The report is 122 pages long, written with great clarity. And it comprises a lot of interesting topics: connectivism, new skills for the digital age, collaborative content production, access and digital skills, motivation and personal learning skills,... The report covers a lot of ground and gives a clear insight in benefits of eLearning2.0.

From the abstract of the report: "Though social computing has its origin outside educational institutions, its deployment within formal E&T displays a huge potential for enhancing learning processes and outcomes. IPTS research in this area indicates that Learning 2.0 can foster technological, organisational and pedagogical innovation in formal E&T, and can thus positively contribute to the modernisation of E&T institutions that is required to fulfil the learning needs of contemporary society. Within formal E&T settings, social computing can in particular foster the following:
  • New supply of and access to learning material by making study material more readily available, thus supporting different individual learning styles;
  • New learning methods and tools, increasing performance and academicachievement in a broad range of subjects. As a consequence, new pedagogicaland scientific methods evolve that change the way in which a particular subject islearned and taught;
  • Collaboration and networking provide peer support, encourage active participation and learning collaboration, improving both overall and individual performance. Online networks among teachers facilitate knowledge exchange andcan support the joint creation of learning content;
  • Improved support for differentiation and diversity: Social computing supplies learners and teachers with a wide variety of didactical and methodological toolsthat can be fitted to the respective learning objectives and to the individuals’needs.
  • Improved personal and learning skills: The affective and social dimension of thelearning process can allow learners to both enjoy learning and acquire skills thatempower them to actively engage in the development of their personal skills andcompetences. Along with motivation higher order cognitive skills, like reflectionand meta-cognition, and self-directed learning skills can be enhanced.

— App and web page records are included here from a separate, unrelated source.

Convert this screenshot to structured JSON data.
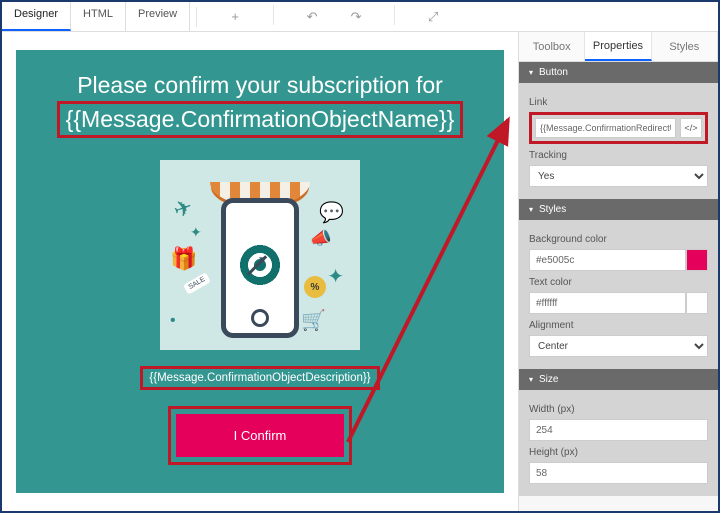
{
  "topbar": {
    "tabs": {
      "designer": "Designer",
      "html": "HTML",
      "preview": "Preview"
    }
  },
  "canvas": {
    "headline": "Please confirm your subscription for",
    "macro_main": "{{Message.ConfirmationObjectName}}",
    "macro_desc": "{{Message.ConfirmationObjectDescription}}",
    "confirm_label": "I Confirm",
    "sale_tag": "SALE"
  },
  "sidepanel": {
    "tabs": {
      "toolbox": "Toolbox",
      "properties": "Properties",
      "styles": "Styles"
    },
    "sections": {
      "button": {
        "title": "Button",
        "link_label": "Link",
        "link_value": "{{Message.ConfirmationRedirectURL}}",
        "tracking_label": "Tracking",
        "tracking_value": "Yes"
      },
      "styles": {
        "title": "Styles",
        "bg_label": "Background color",
        "bg_value": "#e5005c",
        "text_label": "Text color",
        "text_value": "#ffffff",
        "align_label": "Alignment",
        "align_value": "Center"
      },
      "size": {
        "title": "Size",
        "width_label": "Width (px)",
        "width_value": "254",
        "height_label": "Height (px)",
        "height_value": "58"
      }
    }
  }
}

  • Empowerment of the learner. Learners are enabled to create and personalise their learning processes in a supportive environment of mutual assistance, reflection and critique and in interaction with their teachers and peers, combining formal, non-formal and informal learning activities."

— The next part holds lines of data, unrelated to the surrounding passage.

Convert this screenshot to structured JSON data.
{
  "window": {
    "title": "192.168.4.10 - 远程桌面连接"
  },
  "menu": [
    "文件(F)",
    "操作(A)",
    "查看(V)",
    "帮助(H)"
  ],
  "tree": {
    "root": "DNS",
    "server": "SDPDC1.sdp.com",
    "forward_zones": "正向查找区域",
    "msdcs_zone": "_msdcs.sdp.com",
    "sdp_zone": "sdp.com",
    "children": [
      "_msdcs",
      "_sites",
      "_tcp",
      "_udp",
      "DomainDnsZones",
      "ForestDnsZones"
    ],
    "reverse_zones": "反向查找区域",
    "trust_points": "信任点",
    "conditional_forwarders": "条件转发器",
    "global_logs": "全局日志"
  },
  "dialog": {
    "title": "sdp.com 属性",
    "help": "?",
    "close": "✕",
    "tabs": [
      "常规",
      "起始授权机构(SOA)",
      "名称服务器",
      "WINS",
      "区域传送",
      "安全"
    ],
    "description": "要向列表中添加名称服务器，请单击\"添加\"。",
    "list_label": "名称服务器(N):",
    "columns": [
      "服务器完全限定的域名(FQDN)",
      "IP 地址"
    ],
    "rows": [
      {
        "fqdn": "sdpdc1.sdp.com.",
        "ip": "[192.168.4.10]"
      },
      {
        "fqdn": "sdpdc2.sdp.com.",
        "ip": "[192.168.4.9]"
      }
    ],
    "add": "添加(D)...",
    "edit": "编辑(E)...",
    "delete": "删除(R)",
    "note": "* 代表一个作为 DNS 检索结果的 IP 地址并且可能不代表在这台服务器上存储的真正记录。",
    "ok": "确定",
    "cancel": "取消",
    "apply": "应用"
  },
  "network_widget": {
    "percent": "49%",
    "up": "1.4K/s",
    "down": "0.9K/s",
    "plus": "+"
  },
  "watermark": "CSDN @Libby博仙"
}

If within your institution there are still some sceptics that say social media is just a bubble, a hype, something that will fade once the novelty wears of... than just read the conclusion of this out loud to these sceptics (and start debating again with more arguments, thanks to Christine).

"Both studies suggest that the potential of Learning 2.0 in enhancing learning processes and methods is significant. In particular, social computing applications contribute to the personalisation of learning, enabling learners to better adapt learning strategies to their individual needs and constraints. At the same time, social, networked and collaborative learning are supported, opening up new opportunities for accessing, managing, producing and sharing knowledge. However, policy has to address the challenges associated with these new learning approaches by providing learners with the necessary skills to participate in a networked knowledge society, thus making lifelong learning a reality."

Christine Redecker is very strong eLearning researcher. I have the honor of sitting in a debate with her during the upcoming Online Educa Berlin. So I am looking forward to meeting her in real life.